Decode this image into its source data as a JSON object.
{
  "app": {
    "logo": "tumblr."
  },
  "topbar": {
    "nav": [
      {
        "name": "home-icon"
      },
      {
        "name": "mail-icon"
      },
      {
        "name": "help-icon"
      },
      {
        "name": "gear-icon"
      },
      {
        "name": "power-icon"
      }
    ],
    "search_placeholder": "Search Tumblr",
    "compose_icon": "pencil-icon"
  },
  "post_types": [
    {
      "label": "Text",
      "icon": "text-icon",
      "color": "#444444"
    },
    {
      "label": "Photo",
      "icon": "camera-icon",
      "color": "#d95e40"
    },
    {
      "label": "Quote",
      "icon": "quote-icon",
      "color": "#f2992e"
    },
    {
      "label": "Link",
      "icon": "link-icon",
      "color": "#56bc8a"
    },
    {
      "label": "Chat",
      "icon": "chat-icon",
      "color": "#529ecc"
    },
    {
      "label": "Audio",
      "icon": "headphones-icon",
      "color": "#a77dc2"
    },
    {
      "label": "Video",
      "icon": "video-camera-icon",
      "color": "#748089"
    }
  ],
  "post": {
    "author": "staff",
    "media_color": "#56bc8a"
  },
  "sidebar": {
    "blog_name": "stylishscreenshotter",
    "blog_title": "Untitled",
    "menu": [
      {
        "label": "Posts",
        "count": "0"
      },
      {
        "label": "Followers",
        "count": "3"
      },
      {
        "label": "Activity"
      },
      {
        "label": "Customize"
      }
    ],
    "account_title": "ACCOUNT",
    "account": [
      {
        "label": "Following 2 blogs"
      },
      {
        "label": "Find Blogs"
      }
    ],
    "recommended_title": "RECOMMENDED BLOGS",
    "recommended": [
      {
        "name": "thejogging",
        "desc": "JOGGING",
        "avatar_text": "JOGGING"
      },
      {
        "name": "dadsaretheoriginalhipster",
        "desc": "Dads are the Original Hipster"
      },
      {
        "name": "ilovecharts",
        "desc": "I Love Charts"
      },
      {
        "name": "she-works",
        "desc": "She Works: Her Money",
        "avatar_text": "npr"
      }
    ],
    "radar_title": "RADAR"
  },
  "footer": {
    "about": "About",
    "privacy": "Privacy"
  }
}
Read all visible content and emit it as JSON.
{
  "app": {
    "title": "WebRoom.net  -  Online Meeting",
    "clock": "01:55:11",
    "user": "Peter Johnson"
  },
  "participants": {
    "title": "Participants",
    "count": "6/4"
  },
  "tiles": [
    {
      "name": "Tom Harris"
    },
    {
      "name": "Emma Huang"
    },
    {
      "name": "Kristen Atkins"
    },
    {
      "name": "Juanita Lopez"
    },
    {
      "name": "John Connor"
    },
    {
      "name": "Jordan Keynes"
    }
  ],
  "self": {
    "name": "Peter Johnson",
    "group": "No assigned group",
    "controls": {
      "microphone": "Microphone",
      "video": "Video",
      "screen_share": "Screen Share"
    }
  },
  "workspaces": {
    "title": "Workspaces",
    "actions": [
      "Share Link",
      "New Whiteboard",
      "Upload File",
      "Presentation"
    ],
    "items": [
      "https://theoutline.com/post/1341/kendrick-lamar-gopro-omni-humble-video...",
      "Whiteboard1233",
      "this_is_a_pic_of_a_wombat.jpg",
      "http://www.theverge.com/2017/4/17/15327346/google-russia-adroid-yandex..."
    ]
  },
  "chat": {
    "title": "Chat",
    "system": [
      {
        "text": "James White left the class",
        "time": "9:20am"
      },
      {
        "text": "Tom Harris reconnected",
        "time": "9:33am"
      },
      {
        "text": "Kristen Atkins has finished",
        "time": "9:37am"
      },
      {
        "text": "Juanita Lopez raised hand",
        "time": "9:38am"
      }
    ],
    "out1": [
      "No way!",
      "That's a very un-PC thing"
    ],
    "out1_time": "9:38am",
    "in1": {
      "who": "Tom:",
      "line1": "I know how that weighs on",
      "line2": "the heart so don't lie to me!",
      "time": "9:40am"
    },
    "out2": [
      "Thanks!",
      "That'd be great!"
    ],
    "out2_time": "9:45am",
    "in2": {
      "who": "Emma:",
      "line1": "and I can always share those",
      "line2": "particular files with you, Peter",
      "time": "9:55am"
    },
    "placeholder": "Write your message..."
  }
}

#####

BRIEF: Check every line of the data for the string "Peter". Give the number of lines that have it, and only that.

ANSWER BOX: 3